At the risk of sounding like a broken record, I’m going to assign the other portion of the blame to this split to the limitations and over-exploitation of various low interaction mechanics. Low interaction games almost necessarily have very limited decision trees. There are rare exceptions, and RftG is one such, and that’s part of the reason I like it. But with a limited decision tree there almost always comes a correspondingly limited shelf-life. So it’s unfortunate that legions of these games make up a goodly proportion of the endless game churn that makes up the cult of the new which I so deplore. Far too many of these games look like faceless clones to me. I recognise that there are similar arguments from the other side of the divide, such as the one which says all negotiation metagame games are effectively the same but I’ve disabused that notion in the past. Besides which there are plenty of high interaction games that either don’t feature or seriously limit the impact of negotiation to make it a charge that really sticks, especially weighed up against the huge amount of extra variability these sorts of games offer. Games such as Race and Agricola have demonstrated that low-interaction games don’t need to have limited options, nor that they all need to look the same. If fans of these games are fed up with the pejorative connotations of “multi-player solitaire” the answer is to go looking for better takes on the genre as much as it is to change the language used to describe them.
Matt will be away (again) next week, so no article I'm afraid.
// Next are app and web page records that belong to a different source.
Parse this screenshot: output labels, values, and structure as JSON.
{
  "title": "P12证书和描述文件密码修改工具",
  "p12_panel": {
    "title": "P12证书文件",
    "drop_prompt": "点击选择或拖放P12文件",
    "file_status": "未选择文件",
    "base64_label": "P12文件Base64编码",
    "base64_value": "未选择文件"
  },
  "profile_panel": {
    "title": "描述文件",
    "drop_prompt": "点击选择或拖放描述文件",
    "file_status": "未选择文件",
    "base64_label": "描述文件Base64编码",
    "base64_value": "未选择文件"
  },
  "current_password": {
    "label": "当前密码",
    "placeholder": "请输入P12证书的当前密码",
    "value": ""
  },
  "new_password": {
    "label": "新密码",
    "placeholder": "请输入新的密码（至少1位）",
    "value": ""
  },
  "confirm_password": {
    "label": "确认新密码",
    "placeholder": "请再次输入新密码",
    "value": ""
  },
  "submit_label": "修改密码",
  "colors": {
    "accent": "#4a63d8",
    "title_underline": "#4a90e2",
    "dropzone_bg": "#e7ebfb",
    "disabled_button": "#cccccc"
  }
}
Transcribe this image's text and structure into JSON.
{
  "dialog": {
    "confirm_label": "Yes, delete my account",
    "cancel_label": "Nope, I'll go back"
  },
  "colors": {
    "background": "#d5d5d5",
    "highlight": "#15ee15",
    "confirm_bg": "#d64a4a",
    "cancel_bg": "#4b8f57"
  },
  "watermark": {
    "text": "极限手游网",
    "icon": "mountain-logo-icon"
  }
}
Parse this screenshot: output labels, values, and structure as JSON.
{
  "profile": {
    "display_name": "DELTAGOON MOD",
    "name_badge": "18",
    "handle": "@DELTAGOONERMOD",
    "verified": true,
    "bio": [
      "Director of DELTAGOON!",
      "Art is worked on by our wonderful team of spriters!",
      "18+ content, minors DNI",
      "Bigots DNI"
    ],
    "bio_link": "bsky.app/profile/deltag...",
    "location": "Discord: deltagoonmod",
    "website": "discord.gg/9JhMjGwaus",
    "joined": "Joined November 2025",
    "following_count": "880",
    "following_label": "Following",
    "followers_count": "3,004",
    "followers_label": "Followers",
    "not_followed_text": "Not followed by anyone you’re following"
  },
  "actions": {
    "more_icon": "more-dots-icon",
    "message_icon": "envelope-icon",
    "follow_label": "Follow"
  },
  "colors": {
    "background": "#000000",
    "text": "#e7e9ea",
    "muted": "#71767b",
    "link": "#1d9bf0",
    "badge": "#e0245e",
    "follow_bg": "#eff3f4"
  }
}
Matt is the founder of Fortress: Ameritrash. He is also a regular columnist for Board Game News.